Senate Chairman Gary Stevens, R-Kodiak, said his caucus has been discussing the need for increased funding for education, but also the need to “set up window boxes” to ensure funds are used in particular ways. about others.

“I think it’s a bit problematic to set criteria like that,” said Stevens, a longtime university professor.

Lisa Parady, director of the Alaska Council of School Administrators, told the Senate Education Committee that educators “are not afraid to be held accountable” but without a substantial increase in funding, they will continue to struggle to meet basic needs. of the students.

“I really want to make it clear that we’re not asking for whipped cream or ice cream on top of the pie. We’re just asking for crust, or maybe the filling,” Parady said.

Parady said his organization surveyed school superintendents to see what increase per student they would need “to be complete during flat funding years.” Superintendents responded with numbers ranging from 14% to 18%, Parady said.

“This increase, whoever it is, will only help them cover their current operating costs,” Parady said. “There’s been this idea that if we increase the BSA then we’ll have money available to do a lot of additional things. But the truth is that we’re going to start making whole districts and give them stability so that we can then move on from there.”

During Senate Education hearings, lawmakers were inundated with examples of districts struggling to keep schools open, teachers paid, buildings warm and lunches served.

Sarah Sledge, director of the Coalition for Equity in Education, said districts in rural Alaska are already dealing with or preparing for budget shortfalls due to lack of increases in education funding for five years. Between 2022 and 2023 alone, costs for fuel, utilities and construction rose significantly, in some districts by more than 40%, she said.

“These are things that they have to pay for to provide education for our children,” he said.

Sledge and Parady said schools’ needs to cover rising fixed costs like utility and maintenance bills are affecting their ability to hire educators and keep support staff like librarians and cafeteria workers.

Sen. Jesse Bjorkman, a Nikiski Republican who is also a high school teacher, expressed concern that even a 16% increase in school funding would not allow schools to fully fund career and technical education programs. , world language classes and counseling services. , librarians, nurses, school lunch programs, and custodial services.

“We’ve seen cuts in the ability of programs to move forward which is really why a lot of kids are happy to get up and go to school every day.
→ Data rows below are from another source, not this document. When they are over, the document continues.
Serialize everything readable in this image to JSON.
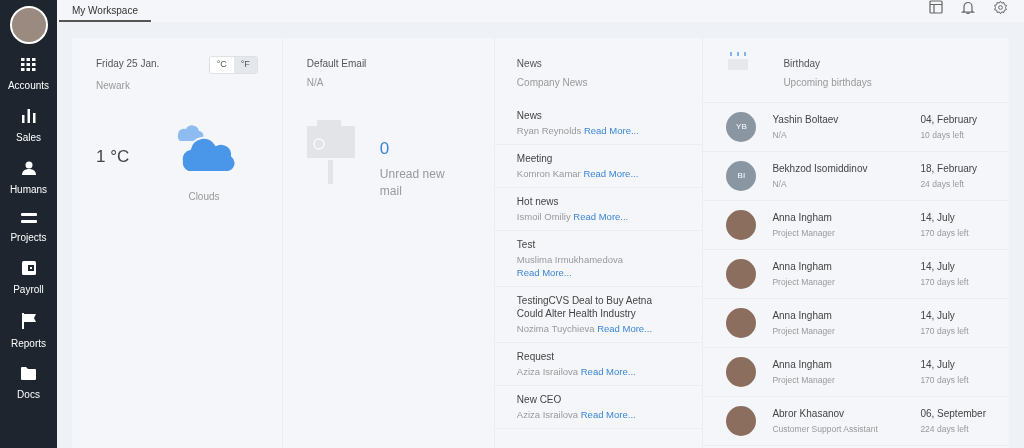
{
  "sidebar": {
    "items": [
      {
        "label": "Accounts"
      },
      {
        "label": "Sales"
      },
      {
        "label": "Humans"
      },
      {
        "label": "Projects"
      },
      {
        "label": "Payroll"
      },
      {
        "label": "Reports"
      },
      {
        "label": "Docs"
      }
    ]
  },
  "tabs": [
    {
      "label": "My Workspace",
      "selected": true
    }
  ],
  "weather": {
    "date": "Friday 25 Jan.",
    "city": "Newark",
    "units": [
      {
        "label": "°C",
        "selected": false
      },
      {
        "label": "°F",
        "selected": true
      }
    ],
    "temperature": "1 °C",
    "condition": "Clouds"
  },
  "email": {
    "title": "Default Email",
    "address": "N/A",
    "count": "0",
    "caption": "Unread new mail"
  },
  "news": {
    "title": "News",
    "subtitle": "Company News",
    "items": [
      {
        "title": "News",
        "author": "Ryan Reynolds",
        "link": "Read More..."
      },
      {
        "title": "Meeting",
        "author": "Komron Kamar",
        "link": "Read More..."
      },
      {
        "title": "Hot news",
        "author": "Ismoil Omiliy",
        "link": "Read More..."
      },
      {
        "title": "Test",
        "author": "Muslima Irmukhamedova",
        "link": "Read More..."
      },
      {
        "title": "TestingCVS Deal to Buy Aetna Could Alter Health Industry",
        "author": "Nozima Tuychieva",
        "link": "Read More..."
      },
      {
        "title": "Request",
        "author": "Aziza Israilova",
        "link": "Read More..."
      },
      {
        "title": "New CEO",
        "author": "Aziza Israilova",
        "link": "Read More..."
      }
    ]
  },
  "birthday": {
    "title": "Birthday",
    "subtitle": "Upcoming birthdays",
    "people": [
      {
        "kind": "initials",
        "initials": "YB",
        "name": "Yashin Boltaev",
        "role": "N/A",
        "date": "04, February",
        "left": "10 days left"
      },
      {
        "kind": "initials",
        "initials": "BI",
        "name": "Bekhzod Isomiddinov",
        "role": "N/A",
        "date": "18, February",
        "left": "24 days left"
      },
      {
        "kind": "photo",
        "name": "Anna Ingham",
        "role": "Project Manager",
        "date": "14, July",
        "left": "170 days left"
      },
      {
        "kind": "photo",
        "name": "Anna Ingham",
        "role": "Project Manager",
        "date": "14, July",
        "left": "170 days left"
      },
      {
        "kind": "photo",
        "name": "Anna Ingham",
        "role": "Project Manager",
        "date": "14, July",
        "left": "170 days left"
      },
      {
        "kind": "photo",
        "name": "Anna Ingham",
        "role": "Project Manager",
        "date": "14, July",
        "left": "170 days left"
      },
      {
        "kind": "photo",
        "name": "Abror Khasanov",
        "role": "Customer Support Assistant",
        "date": "06, September",
        "left": "224 days left"
      }
    ]
  }
}
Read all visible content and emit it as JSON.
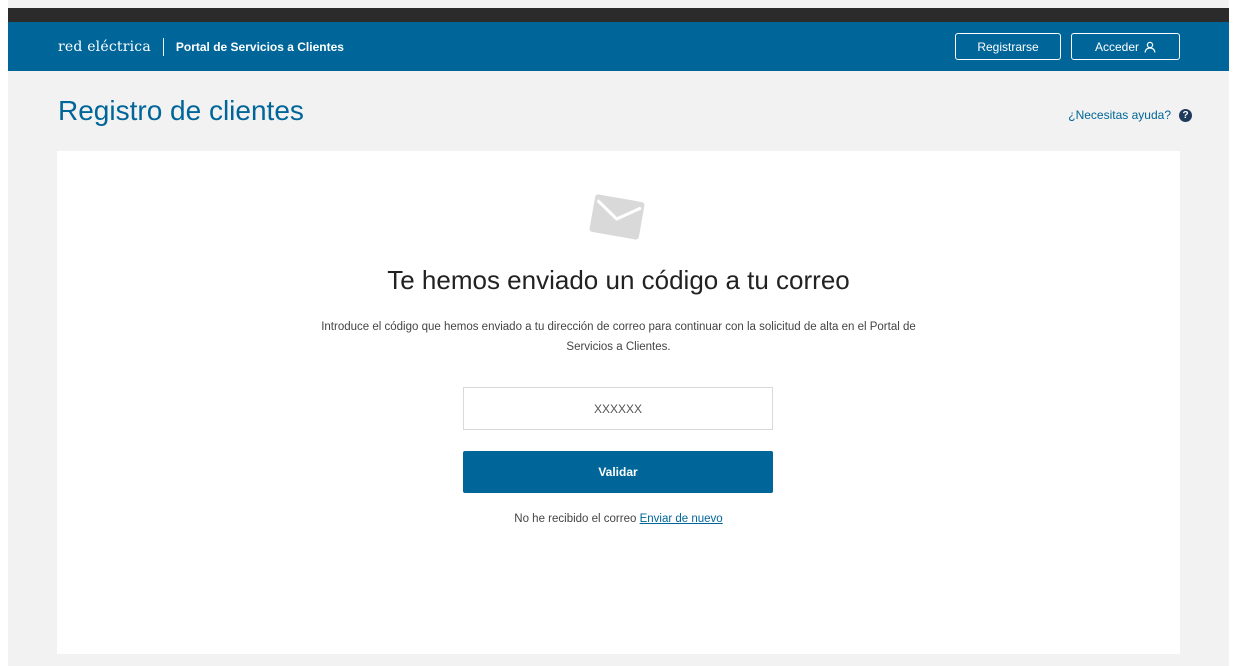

So what it’s telling us is if we agree to increase the BSA by about 16%, that just stops the bleeding in Alaska schools and really prevents schools from having to cut back,” Bjorkman said after Parady addressed the education committee. “If we really want to get back to where we were 10 years ago, with workforce development training and all the educational opportunities that were available at that time, we have to make a significant investment on top of that amount, right?” So? ?”

Some education advocates are already pushing for an increase above $1,000, to more accurately reflect inflation accumulated since 2017. At an education rally in Juneau on Monday, some protesters carried signs calling for an increase of $1,086.

“I’m not ready to come up with a number yet,” said Rep. Rebecca Himschoot, an independent and teacher from Sitka who is a member of the House minority. “The conversation is often about what we don’t have because the BSA hasn’t increased, and that’s important to know. I’d like to shift that conversation to what we could have if we funded the BSA in a strong way.”